Each of the following types of operation can be allowed or prohibited: add, bind, compare, delete, extended operations, modify, modify DN, search, and search based on inequality filters.
Attributes that are allowed or prohibited from being used in search filters and compare operations.
All attributes can be permitted in search filters and compare operations, or a list of attributes can be permitted or prohibited.
The scope of search operations.
The scope can be the base DN, one level below the base DN, or the entire subtree below the base DN.
The subtrees that clients are allowed to access or are prohibited from accessing.
For information, see Subtrees in the Request Filtering Policy.
Entries that can be accessed in search operations and data that can be returned by search operations.
For information, see Search Data Hiding Rules in the Request Filtering Policy.
For information about how to configure a request filtering policy, see Creating and Configuring Request Filtering Policies and Search Data Hiding Rules in Sun Java System Directory Server Enterprise Edition 6.0 Administration Guide.
The request filtering policy is configured with one or more allowed subtrees and zero, one, or more prohibited subtrees. The subtrees identify the part of a data view that can be accessed by clients.
An allowed subtree is specified by a minimum base DN. Clients are permitted to perform operations on entries at the minimum base DN or below the minimum base DN. By default, the minimum base DN is the root DN.
If a client requests a search operation that is targeted at a DN superior to the minimum base DN, Directory Proxy Server rewrites the DN to target the minimum base DN. If a client performs any other operation that is targeted at a DN superior to the minimum base DN, the operation is denied.
A prohibited subtree is a branch of the allowed subtree that cannot be accessed by the client. The base DN of a prohibited subtree must be subordinate to the minimum base DN of an allowed subtree. If a client performs an operation that is targeted at a prohibited subtree, the operation is denied.
Rules that determine how to return the result of a search operation to a client are called search data hiding rules.

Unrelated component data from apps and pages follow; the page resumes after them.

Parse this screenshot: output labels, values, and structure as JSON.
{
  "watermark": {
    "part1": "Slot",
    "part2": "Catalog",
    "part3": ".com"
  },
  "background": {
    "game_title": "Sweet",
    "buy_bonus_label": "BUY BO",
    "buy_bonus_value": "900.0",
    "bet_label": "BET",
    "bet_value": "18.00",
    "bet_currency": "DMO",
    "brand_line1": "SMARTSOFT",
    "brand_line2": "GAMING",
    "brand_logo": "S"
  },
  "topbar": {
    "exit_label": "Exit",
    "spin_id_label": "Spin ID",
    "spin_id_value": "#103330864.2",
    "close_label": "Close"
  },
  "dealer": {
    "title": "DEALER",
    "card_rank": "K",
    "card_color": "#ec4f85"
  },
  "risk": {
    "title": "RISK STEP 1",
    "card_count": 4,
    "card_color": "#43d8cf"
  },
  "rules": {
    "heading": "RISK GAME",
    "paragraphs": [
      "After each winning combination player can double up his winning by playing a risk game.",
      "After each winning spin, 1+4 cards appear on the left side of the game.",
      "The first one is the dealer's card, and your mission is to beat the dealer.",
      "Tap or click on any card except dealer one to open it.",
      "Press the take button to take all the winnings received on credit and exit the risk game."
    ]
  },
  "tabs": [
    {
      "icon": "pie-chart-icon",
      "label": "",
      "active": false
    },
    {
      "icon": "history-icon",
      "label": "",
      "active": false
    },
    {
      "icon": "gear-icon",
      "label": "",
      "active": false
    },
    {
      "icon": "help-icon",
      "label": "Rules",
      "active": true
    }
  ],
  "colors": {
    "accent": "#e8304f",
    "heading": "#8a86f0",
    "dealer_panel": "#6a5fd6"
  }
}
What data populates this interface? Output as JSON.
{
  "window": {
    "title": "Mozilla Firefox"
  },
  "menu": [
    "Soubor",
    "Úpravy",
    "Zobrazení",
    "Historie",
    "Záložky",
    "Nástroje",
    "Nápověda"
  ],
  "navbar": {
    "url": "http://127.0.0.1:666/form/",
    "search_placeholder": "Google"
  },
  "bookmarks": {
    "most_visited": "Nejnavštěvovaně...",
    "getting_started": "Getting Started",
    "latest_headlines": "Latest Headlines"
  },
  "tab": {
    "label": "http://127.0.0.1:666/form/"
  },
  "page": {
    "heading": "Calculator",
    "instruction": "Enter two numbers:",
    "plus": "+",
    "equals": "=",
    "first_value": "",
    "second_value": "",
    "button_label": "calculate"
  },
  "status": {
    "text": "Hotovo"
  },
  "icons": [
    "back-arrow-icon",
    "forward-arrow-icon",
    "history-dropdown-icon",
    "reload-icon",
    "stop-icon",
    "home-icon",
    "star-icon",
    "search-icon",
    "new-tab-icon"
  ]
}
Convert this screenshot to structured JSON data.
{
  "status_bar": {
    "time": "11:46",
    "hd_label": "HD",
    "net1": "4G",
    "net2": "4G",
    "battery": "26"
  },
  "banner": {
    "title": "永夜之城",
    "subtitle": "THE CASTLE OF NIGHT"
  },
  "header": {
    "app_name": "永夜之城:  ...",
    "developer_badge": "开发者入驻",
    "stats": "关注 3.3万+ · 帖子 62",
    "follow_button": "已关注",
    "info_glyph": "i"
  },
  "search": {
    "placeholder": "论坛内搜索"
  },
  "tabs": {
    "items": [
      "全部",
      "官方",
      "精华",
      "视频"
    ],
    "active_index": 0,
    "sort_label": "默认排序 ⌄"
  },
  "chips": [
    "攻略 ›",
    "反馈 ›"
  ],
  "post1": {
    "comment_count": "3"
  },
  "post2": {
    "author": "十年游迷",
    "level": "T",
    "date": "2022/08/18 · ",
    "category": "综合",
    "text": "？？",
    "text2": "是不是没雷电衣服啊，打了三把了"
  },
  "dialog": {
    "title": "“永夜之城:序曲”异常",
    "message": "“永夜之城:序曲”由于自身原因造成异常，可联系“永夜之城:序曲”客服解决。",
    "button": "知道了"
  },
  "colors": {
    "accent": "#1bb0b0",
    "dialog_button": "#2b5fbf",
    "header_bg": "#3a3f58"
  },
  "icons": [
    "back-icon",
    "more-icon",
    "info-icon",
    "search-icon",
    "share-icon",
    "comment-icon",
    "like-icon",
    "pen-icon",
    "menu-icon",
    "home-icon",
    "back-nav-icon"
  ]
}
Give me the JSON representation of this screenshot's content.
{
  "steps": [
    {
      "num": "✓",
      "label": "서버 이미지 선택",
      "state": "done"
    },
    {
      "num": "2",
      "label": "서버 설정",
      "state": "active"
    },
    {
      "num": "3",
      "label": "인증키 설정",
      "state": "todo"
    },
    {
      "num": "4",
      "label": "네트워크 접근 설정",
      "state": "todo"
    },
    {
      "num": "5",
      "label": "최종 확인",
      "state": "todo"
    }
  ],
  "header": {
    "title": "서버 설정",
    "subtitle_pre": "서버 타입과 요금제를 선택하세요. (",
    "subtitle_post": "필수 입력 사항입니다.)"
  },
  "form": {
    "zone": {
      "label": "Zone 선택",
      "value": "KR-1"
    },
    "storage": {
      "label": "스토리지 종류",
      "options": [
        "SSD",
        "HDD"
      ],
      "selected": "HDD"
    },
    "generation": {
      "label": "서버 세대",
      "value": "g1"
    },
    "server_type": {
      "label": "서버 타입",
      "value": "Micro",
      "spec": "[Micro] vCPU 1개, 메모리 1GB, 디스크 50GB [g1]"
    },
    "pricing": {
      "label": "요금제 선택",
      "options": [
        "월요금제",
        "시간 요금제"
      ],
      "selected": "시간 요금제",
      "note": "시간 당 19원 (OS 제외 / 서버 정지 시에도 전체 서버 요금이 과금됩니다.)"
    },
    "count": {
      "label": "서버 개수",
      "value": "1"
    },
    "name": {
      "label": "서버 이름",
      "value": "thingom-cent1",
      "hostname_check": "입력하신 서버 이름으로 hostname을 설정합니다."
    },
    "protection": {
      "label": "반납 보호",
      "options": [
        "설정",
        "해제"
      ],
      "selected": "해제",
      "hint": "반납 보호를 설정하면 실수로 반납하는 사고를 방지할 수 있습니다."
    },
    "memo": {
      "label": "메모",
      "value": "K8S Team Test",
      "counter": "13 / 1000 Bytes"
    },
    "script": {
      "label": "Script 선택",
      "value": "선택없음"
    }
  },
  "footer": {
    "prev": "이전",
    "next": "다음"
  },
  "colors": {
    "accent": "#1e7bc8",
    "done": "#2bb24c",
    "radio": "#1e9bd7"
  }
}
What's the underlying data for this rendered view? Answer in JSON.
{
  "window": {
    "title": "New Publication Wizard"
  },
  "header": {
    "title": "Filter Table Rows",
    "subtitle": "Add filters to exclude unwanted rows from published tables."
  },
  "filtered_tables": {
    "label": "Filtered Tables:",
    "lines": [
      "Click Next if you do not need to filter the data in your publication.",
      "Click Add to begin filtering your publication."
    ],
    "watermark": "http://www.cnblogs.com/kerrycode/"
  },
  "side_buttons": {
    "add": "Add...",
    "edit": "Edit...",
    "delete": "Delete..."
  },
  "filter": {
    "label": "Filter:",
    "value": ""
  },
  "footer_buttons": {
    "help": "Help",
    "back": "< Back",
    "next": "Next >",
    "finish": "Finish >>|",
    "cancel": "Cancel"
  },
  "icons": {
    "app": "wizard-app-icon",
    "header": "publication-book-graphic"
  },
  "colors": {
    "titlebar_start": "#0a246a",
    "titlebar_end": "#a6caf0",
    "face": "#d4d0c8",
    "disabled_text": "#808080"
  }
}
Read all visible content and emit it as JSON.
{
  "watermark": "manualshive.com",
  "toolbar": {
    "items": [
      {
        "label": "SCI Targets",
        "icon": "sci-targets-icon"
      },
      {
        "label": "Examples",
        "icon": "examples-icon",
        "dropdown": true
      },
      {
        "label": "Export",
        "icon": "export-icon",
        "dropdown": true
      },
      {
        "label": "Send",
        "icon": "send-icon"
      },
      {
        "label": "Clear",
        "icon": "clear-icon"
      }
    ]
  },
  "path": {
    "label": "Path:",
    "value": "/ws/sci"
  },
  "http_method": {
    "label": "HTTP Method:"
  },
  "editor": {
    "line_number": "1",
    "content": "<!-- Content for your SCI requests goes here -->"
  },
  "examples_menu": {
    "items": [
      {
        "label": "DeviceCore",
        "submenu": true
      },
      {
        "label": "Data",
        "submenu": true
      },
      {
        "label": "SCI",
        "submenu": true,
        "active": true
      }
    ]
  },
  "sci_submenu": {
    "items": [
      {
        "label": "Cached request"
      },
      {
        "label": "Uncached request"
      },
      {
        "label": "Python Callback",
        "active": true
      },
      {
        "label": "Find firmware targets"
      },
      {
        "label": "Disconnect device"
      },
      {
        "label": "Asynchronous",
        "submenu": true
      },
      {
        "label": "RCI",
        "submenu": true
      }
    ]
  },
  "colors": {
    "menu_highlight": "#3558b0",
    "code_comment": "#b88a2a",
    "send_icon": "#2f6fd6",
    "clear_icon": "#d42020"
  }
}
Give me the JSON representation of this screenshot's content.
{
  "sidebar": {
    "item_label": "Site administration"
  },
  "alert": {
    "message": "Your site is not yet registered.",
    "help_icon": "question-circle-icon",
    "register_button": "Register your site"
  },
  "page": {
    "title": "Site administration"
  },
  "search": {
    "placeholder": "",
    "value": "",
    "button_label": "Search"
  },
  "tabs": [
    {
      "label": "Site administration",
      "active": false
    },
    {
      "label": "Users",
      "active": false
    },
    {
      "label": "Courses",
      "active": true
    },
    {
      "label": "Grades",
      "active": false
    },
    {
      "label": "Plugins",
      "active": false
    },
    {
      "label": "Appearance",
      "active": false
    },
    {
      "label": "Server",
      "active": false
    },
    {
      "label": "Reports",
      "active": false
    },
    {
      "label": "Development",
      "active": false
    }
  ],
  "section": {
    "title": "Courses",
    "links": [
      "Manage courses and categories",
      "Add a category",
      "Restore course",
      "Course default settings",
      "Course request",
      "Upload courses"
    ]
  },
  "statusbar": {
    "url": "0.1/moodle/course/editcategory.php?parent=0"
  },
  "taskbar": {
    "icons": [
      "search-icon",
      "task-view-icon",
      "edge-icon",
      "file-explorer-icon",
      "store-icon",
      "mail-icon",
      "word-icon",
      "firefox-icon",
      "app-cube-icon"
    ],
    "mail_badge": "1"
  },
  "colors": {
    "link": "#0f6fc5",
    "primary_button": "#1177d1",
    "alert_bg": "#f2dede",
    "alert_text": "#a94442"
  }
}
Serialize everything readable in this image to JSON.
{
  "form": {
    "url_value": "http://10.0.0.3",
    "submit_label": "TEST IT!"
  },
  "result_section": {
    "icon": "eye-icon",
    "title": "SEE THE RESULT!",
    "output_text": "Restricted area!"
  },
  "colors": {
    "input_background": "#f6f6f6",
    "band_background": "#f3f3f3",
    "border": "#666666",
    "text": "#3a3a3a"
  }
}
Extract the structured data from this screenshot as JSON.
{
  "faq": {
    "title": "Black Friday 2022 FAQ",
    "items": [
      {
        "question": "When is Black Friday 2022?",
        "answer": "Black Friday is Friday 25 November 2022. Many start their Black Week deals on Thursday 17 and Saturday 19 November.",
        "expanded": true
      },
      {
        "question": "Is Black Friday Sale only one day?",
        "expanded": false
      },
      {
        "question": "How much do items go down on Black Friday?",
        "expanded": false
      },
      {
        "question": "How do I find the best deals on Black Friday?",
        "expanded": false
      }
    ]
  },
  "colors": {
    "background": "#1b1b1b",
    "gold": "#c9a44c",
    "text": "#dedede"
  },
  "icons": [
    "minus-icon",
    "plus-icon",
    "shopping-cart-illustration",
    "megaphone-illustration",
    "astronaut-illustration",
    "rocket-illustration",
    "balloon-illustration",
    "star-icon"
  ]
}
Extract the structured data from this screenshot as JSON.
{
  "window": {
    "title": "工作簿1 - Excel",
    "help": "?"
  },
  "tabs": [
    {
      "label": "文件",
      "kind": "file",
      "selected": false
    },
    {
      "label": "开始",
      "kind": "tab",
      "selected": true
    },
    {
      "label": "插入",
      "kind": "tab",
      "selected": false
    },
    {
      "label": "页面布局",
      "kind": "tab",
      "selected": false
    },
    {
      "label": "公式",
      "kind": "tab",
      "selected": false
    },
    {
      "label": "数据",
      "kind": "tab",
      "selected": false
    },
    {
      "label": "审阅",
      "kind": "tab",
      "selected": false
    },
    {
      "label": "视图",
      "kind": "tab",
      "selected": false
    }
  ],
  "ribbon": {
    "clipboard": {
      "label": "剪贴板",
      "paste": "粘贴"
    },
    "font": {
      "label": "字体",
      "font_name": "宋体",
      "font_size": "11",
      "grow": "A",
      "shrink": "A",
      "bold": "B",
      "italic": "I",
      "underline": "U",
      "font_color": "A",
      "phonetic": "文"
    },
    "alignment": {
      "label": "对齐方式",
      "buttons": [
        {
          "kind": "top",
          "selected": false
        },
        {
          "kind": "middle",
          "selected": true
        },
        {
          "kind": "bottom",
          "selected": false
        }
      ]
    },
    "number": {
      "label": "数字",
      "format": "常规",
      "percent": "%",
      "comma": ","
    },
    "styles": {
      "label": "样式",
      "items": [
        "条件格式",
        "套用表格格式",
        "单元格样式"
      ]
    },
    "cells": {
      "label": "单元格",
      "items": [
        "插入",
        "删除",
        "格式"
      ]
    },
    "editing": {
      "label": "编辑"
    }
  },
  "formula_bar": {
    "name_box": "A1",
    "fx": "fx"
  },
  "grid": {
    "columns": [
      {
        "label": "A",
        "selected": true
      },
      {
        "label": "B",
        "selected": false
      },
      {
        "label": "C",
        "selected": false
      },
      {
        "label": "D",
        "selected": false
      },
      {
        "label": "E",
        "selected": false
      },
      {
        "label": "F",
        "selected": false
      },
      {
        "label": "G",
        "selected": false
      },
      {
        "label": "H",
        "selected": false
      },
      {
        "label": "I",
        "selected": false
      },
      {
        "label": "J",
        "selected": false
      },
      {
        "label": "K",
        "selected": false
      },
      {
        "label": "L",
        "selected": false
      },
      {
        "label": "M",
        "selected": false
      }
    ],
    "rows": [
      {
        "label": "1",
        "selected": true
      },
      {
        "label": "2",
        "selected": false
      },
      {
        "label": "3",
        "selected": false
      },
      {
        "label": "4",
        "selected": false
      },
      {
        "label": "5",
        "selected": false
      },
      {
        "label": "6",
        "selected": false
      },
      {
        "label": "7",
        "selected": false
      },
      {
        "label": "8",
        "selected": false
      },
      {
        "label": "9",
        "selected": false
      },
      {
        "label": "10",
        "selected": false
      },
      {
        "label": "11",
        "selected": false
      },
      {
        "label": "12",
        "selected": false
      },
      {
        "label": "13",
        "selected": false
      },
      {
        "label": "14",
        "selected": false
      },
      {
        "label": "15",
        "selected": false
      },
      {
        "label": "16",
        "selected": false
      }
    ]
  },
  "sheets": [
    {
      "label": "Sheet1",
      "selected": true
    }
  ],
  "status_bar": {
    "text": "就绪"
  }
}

For information about creating search data hiding rules, see To Create Search Data Hiding Rules in Sun Java System Directory Server Enterprise Edition 6.0 Administration Guide.
The result of a search operation can be returned in one of the following ways:
The target entry is not returned
The target entry is returned but the specified attributes are filtered out
The target entry is returned but the unspecified attributes are filtered out
Search data hiding rules can be applied to the following entries:
Entries with the specified DN
Entries with the specified DN pattern
Entries with a specified attribute name/attribute value pair (attrName:attrValue)
Search data hiding rules are defined for a given request filtering policy and cannot be used by another request filtering policy. If a request filtering policy is deleted, its associated search data hiding rules are automatically deleted. Zero, one or multiple search data hiding rules can be defined in one request filtering policy.